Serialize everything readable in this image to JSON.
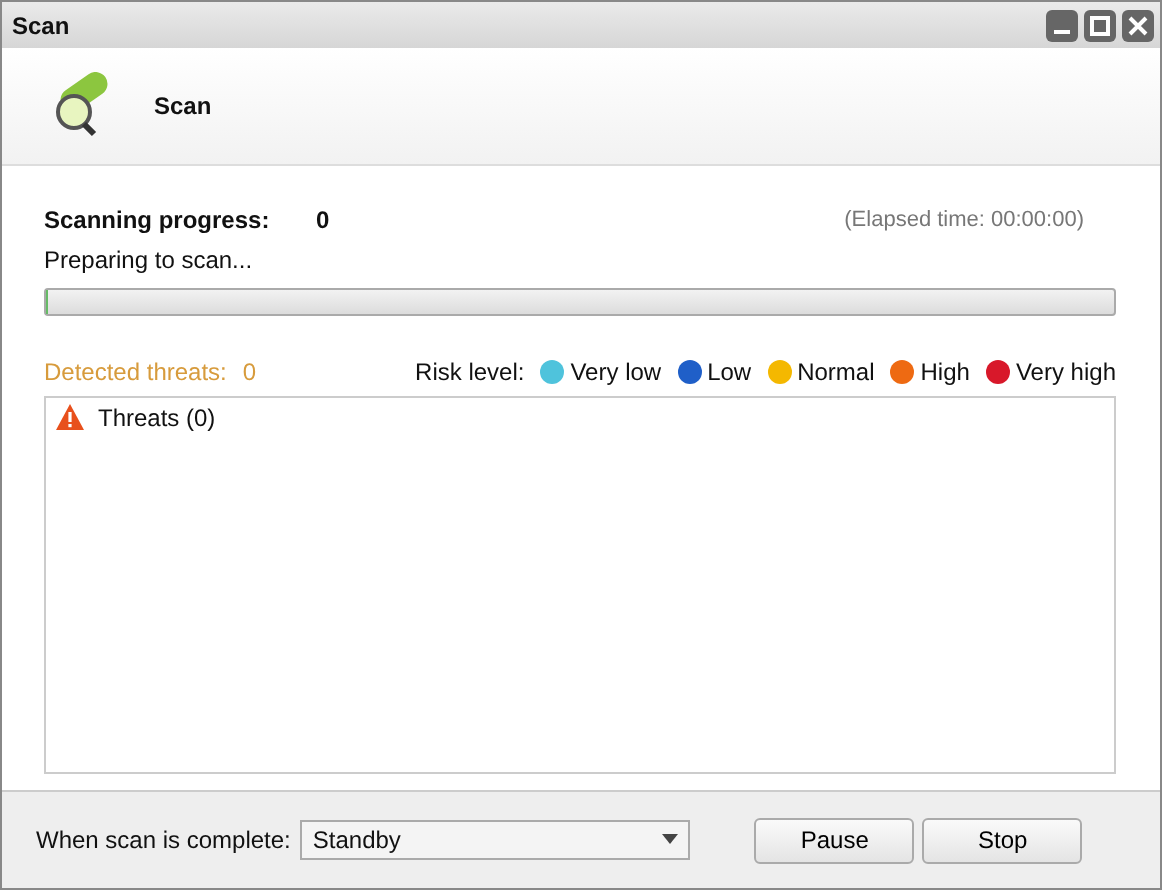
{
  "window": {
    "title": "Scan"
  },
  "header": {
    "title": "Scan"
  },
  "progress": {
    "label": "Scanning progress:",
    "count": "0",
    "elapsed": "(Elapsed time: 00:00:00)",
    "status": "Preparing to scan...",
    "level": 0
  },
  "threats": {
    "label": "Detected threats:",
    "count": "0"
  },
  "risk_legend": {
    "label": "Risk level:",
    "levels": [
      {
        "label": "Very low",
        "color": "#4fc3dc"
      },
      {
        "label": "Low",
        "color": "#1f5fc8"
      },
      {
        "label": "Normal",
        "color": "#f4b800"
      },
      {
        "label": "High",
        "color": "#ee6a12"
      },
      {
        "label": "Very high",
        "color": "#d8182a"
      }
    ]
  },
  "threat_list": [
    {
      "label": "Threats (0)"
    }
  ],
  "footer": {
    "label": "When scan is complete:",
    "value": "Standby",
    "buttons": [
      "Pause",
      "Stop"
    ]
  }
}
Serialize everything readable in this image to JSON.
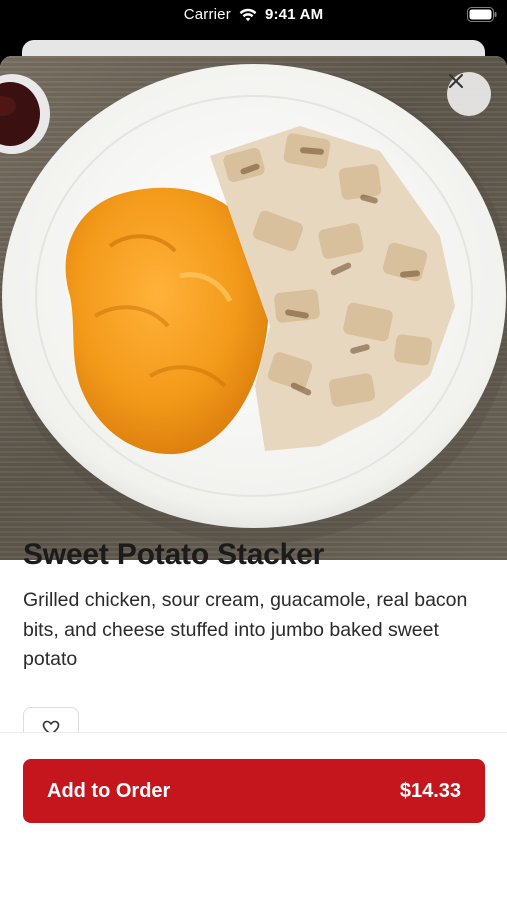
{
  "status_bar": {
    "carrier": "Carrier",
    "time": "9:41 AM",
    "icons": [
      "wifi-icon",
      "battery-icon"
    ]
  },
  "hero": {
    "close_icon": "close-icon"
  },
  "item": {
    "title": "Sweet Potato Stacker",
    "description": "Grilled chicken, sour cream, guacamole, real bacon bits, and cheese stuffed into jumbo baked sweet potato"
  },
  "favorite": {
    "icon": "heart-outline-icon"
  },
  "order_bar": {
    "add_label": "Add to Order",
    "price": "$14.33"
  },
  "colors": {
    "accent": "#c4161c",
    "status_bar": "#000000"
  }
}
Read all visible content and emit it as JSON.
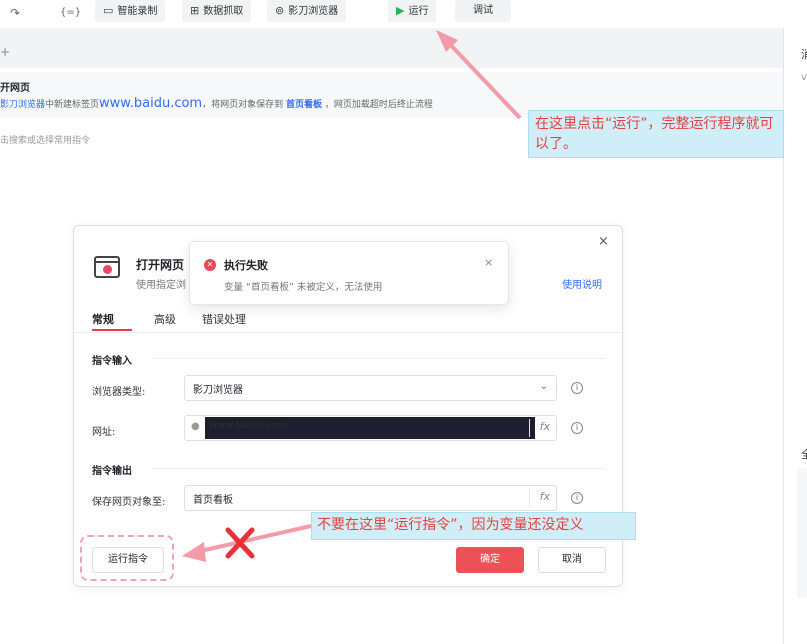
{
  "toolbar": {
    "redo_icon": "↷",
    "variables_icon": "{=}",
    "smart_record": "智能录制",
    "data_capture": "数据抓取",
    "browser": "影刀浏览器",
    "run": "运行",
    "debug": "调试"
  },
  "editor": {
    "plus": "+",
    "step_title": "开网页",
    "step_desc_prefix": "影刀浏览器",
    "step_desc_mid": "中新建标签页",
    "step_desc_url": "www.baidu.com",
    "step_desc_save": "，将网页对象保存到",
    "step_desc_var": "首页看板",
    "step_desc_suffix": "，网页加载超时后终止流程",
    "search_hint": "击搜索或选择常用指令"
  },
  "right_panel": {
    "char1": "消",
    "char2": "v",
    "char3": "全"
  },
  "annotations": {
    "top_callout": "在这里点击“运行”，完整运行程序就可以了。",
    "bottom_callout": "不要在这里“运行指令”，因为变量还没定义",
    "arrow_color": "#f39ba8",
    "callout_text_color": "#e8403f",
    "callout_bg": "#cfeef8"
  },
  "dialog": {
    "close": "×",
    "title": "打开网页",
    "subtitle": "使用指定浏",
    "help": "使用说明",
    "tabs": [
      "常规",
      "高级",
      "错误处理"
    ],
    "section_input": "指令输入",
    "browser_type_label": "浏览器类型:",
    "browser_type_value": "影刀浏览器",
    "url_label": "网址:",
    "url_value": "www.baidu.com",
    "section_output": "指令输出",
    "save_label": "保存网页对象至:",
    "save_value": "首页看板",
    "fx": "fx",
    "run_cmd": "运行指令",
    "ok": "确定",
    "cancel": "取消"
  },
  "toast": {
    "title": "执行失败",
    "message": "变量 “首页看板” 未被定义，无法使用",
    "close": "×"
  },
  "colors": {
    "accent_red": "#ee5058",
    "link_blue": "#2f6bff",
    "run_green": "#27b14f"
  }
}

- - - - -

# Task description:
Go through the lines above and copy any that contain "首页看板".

# Answer section:
    "step_desc_var": "首页看板",
    "save_value": "首页看板",
    "message": "变量 “首页看板” 未被定义，无法使用",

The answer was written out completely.